    I was a wide-eyed 9-year-old when I ran into the ‘House.

    Robert Newhouse, that is.

    Growing up a huge Cowboys fan, I was giddy when the family took me to Duncanville High School’s gym one summer night for something called Donkey Basketball. I kid you not. It was Cowboys players, riding donkeys and attempting to play basketball. As confused as I was, I was even more elated.

    After the game the players signed autographs. And one of my most cherished belonged to No. 44. He wasn’t one of the biggest or most talented Cowboys ever, but he was one of the Top 10 toughest. His running style was beast mode before Marshawn Lynch took his first handoff.

    Newhouse died Tuesday at 64 after a long illness including a stroke and heart disease.

    A product of Longview, Newhouse played at the University of Houston before joining the Cowboys in ’72. With turbine-like, 44-inch thighs, Newhouse spent a decade bulling for tough inside yards or opening holes as the lead fullback blocker for Hall-of-Famer Tony Dorsett. In ’75 he rushed for 930 yards with two touchdowns and with 4,784 yards remains fifth on Dallas’ all-time rushing list.

    Tackling him was like trying to harness a bowling ball.

    Newhouse’s most memorable play was his halfback pass to Golden Richards for a touchdown in Super Bowl XII. His most memorable moment? When, after a typical run when he broke several tackles, Monday Night Football analyst Howard Cosell exclaimed of Newhouse: “Look at that little monkey run!”

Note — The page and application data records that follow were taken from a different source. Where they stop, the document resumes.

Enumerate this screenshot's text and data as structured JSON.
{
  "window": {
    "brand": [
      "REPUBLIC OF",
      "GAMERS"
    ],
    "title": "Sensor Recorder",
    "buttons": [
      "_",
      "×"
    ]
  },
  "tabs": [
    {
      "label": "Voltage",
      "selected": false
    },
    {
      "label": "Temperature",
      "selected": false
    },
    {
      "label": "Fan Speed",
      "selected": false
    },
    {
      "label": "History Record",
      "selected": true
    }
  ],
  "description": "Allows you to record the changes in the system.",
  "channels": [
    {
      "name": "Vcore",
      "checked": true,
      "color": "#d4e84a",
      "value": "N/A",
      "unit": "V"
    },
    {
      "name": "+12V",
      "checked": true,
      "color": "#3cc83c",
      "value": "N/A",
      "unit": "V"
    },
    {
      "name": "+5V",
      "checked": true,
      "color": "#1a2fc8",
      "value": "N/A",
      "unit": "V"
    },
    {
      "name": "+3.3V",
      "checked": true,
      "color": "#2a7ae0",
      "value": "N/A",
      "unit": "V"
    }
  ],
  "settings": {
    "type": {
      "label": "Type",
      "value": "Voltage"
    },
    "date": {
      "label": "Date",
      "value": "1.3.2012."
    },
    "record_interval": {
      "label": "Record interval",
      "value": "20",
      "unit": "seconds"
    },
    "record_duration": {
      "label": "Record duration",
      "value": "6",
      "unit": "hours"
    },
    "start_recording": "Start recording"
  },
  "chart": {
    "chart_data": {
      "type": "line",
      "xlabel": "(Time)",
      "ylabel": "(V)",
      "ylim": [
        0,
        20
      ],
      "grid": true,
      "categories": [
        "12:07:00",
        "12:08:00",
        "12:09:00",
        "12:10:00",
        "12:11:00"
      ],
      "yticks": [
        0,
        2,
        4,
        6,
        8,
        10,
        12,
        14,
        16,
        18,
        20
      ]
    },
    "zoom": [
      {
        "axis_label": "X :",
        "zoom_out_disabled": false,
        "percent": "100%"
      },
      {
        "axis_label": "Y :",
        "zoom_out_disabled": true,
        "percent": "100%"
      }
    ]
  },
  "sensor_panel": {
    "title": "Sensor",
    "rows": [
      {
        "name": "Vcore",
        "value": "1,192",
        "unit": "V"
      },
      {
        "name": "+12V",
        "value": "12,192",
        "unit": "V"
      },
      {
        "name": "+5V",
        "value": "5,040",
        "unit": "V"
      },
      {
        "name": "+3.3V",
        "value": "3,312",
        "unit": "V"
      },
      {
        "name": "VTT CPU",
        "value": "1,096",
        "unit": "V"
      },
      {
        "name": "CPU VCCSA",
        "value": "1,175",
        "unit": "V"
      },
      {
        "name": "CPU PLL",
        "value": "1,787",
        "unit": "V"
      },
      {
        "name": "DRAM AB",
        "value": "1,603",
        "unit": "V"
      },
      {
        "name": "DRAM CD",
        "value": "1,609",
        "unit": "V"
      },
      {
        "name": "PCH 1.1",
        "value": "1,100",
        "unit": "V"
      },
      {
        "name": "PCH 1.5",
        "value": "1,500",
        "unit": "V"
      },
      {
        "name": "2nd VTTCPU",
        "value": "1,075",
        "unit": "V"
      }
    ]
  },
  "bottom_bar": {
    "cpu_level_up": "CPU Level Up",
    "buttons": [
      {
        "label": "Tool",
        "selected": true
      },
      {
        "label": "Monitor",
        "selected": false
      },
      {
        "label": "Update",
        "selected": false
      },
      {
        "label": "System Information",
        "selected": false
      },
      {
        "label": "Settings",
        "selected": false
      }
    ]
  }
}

    I got to meet Newhouse and interviewed him several times. He was a genuinely good guy, and the most underrated Cowboys players of all-time.

    A native Texan who was born in Duncanville and graduated from UT-Arlington, Richie Whitt has been a mainstay in the Metroplex media since 1986. He’s held prominent roles on all media platforms including newspaper (Fort Worth Star-Telegram, Dallas Observer), radio (105.3 The Fan) and TV (co-host on TXA 21 and numerous guest appearances, including NBC 5). He currently lives in McKinney with his wife, Sybil, and two very spoiled dogs.